__Work required__.
Search the records for lines with the word "cube" and copy each match.

__Data supplied__.
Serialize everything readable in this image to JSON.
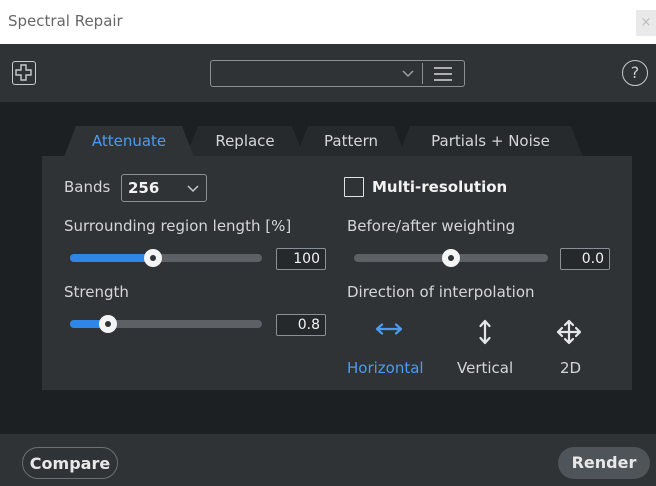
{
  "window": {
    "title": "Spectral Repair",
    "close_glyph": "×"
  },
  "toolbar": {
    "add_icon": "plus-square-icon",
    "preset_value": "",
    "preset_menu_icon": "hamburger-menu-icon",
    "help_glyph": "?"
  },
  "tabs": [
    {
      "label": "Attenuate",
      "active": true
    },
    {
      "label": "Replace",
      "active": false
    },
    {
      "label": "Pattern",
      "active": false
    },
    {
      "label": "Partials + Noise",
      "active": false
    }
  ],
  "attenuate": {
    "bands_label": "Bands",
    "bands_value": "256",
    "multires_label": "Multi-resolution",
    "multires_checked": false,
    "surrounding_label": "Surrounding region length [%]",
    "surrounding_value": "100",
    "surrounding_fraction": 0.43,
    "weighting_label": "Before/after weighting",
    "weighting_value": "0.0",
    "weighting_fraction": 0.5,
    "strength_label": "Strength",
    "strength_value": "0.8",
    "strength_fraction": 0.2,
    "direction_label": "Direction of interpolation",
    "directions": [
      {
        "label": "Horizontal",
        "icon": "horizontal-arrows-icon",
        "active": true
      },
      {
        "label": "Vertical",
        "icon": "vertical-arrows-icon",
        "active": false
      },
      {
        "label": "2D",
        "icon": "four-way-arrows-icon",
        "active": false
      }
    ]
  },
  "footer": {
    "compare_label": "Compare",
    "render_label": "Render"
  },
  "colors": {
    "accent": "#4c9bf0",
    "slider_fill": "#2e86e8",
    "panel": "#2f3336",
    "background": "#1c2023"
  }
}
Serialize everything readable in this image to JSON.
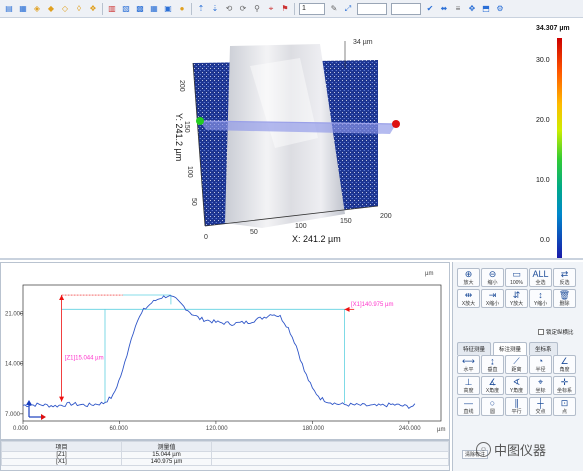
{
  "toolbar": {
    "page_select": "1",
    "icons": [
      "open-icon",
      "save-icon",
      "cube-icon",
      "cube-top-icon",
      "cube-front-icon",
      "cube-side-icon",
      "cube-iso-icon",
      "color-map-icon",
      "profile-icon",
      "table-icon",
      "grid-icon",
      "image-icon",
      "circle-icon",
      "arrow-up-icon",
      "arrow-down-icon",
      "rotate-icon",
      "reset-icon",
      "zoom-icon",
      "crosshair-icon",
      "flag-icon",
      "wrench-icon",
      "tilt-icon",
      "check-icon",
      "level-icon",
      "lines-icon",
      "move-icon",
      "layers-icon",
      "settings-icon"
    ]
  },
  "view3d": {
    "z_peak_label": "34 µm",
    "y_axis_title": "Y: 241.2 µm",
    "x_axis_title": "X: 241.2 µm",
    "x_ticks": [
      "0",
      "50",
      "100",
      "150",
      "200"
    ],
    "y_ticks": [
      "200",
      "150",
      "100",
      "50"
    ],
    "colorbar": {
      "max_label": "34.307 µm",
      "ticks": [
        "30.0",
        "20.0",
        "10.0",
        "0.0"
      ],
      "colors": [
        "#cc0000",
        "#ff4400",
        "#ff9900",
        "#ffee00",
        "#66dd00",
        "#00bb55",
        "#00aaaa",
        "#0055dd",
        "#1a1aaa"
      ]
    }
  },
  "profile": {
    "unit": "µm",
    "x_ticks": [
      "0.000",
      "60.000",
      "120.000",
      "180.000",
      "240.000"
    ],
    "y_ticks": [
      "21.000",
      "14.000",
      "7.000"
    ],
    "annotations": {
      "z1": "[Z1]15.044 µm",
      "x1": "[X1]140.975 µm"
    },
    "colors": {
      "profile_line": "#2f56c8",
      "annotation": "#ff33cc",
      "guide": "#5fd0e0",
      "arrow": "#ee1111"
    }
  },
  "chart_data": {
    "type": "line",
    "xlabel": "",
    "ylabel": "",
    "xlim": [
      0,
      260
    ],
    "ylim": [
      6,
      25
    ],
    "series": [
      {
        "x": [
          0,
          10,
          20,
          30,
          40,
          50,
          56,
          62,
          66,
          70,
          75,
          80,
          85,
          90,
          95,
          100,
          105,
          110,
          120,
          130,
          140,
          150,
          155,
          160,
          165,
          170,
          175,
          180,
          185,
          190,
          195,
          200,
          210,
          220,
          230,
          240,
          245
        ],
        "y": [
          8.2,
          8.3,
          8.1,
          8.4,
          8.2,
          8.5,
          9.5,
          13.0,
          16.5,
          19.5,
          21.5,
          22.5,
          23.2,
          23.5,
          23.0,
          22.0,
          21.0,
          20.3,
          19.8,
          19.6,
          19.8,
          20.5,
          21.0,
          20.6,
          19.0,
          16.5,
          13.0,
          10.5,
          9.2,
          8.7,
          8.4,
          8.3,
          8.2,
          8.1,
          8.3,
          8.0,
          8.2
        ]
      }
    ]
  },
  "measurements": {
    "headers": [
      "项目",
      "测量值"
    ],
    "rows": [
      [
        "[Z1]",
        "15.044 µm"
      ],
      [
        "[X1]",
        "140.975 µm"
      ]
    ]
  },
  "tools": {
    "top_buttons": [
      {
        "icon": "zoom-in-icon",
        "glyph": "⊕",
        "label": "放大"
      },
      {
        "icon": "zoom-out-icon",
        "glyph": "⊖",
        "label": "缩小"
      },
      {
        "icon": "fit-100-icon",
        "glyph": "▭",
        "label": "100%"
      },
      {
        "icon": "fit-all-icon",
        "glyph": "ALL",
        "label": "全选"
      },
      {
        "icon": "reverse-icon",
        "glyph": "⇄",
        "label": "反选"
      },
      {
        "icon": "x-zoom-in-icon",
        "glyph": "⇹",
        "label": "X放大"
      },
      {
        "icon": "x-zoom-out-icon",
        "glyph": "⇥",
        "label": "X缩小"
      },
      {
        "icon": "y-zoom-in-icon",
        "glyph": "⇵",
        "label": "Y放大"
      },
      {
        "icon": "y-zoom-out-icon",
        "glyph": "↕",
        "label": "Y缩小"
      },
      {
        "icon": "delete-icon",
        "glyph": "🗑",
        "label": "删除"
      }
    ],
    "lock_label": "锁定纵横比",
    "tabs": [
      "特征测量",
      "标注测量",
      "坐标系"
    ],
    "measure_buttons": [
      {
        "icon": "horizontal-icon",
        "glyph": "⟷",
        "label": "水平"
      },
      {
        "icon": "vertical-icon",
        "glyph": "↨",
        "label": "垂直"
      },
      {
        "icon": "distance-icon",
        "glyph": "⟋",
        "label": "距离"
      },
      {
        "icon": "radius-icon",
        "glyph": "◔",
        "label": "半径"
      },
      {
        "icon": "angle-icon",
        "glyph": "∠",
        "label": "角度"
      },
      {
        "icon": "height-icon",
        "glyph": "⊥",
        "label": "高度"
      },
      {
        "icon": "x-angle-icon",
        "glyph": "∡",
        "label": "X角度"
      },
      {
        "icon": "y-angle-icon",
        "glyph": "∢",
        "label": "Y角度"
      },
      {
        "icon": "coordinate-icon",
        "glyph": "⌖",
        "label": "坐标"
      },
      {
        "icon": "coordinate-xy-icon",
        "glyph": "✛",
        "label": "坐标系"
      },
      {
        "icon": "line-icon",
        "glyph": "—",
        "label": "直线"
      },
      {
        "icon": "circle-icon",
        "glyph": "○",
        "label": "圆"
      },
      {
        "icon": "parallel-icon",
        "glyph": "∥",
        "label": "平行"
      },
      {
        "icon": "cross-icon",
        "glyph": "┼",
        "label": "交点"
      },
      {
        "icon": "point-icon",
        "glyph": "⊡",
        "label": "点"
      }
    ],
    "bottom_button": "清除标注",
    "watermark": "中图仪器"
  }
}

__Solution to this problem__.
      "cube-icon",
      "cube-top-icon",
      "cube-front-icon",
      "cube-side-icon",
      "cube-iso-icon",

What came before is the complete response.